[Items from an interface collection]
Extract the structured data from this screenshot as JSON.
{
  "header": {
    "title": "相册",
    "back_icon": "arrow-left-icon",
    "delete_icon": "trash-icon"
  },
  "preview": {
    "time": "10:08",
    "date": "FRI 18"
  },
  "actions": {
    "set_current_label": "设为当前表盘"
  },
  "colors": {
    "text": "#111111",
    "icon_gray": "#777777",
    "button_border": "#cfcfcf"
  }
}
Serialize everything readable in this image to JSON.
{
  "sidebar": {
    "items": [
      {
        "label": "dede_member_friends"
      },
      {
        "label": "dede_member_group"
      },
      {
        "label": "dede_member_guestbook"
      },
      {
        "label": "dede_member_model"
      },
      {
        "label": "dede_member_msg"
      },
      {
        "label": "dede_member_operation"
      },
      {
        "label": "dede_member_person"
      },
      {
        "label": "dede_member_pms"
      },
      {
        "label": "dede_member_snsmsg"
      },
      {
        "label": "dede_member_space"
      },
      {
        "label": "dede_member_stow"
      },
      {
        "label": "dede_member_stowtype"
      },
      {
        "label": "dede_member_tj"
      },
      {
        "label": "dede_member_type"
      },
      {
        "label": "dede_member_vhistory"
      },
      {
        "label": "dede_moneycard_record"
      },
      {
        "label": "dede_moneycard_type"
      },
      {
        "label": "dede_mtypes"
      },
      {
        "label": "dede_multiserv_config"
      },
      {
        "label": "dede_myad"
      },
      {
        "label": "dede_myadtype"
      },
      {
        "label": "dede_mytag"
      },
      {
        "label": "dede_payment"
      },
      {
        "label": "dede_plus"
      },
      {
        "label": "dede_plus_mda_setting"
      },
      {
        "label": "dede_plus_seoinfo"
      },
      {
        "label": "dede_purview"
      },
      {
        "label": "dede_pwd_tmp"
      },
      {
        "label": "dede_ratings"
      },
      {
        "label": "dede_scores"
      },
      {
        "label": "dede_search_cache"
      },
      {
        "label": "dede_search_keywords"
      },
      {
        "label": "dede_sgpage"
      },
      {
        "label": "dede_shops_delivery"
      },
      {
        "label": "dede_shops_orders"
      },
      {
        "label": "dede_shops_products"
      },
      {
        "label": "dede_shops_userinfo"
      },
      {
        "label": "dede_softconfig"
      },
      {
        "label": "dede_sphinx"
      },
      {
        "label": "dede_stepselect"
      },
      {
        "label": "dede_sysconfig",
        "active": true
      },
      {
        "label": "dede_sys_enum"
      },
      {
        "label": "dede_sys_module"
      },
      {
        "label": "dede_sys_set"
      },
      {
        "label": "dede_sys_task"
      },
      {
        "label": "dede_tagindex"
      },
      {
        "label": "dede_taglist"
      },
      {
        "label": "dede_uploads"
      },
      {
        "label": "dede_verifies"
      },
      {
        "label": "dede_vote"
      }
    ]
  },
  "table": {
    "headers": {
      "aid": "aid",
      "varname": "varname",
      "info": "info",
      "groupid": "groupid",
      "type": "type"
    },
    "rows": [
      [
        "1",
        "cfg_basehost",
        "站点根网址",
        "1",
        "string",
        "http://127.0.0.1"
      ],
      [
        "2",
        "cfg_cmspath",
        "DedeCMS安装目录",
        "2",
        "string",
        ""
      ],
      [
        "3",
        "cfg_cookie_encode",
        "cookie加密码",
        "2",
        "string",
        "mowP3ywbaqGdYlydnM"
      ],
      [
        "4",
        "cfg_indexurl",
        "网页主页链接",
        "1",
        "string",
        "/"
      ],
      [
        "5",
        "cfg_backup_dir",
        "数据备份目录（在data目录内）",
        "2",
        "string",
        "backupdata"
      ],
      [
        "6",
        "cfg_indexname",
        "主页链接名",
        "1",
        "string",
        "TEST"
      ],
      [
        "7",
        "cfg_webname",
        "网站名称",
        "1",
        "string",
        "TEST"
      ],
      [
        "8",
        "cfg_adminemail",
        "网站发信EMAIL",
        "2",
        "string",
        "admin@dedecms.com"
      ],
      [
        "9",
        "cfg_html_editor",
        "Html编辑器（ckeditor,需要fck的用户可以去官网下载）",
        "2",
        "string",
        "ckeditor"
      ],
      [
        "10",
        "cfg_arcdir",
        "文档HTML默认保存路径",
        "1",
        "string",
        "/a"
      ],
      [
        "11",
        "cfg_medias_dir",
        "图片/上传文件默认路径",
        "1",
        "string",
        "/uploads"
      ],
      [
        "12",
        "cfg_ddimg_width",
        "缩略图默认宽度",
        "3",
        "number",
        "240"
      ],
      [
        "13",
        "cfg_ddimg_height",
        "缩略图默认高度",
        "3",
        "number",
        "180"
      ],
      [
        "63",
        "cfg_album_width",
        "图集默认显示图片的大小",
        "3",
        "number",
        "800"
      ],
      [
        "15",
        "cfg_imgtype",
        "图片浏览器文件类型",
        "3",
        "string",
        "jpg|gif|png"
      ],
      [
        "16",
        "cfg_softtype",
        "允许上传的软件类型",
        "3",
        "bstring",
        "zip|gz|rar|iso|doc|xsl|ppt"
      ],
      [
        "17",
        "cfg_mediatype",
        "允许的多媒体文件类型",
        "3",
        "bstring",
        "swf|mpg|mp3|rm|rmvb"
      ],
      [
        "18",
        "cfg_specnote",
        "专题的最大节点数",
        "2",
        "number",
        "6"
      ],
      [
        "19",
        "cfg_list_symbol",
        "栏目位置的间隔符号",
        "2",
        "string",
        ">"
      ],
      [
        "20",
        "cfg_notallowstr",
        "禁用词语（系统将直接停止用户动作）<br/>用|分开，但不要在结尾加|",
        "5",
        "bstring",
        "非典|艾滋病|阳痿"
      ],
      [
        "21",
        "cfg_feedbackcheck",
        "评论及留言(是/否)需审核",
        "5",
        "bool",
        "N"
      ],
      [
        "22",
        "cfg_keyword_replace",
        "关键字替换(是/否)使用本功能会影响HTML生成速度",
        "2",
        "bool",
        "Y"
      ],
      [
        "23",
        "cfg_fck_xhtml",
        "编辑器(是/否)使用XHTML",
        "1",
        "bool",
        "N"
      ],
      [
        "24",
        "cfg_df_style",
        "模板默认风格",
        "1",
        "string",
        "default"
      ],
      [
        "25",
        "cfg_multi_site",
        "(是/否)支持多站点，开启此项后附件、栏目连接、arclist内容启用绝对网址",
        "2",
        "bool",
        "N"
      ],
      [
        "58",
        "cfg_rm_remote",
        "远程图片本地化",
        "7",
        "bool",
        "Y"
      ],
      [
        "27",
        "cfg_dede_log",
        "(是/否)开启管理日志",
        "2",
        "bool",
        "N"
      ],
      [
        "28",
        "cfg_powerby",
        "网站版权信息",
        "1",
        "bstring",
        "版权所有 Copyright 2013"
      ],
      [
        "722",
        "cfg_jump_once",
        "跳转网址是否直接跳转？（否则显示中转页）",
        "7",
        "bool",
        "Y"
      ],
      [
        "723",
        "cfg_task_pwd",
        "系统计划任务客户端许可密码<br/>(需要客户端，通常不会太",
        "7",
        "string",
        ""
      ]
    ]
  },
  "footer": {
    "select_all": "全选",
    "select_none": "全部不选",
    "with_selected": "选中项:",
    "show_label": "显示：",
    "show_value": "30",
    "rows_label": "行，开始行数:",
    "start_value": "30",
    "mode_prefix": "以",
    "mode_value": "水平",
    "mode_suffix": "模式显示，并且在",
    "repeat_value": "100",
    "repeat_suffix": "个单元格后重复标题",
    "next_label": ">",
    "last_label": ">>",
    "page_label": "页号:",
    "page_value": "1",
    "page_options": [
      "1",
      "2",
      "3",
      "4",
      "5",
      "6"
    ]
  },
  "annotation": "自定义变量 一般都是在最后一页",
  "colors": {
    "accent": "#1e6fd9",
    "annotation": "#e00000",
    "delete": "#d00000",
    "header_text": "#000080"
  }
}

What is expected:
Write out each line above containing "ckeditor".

Answer box:
        "Html编辑器（ckeditor,需要fck的用户可以去官网下载）",
        "ckeditor"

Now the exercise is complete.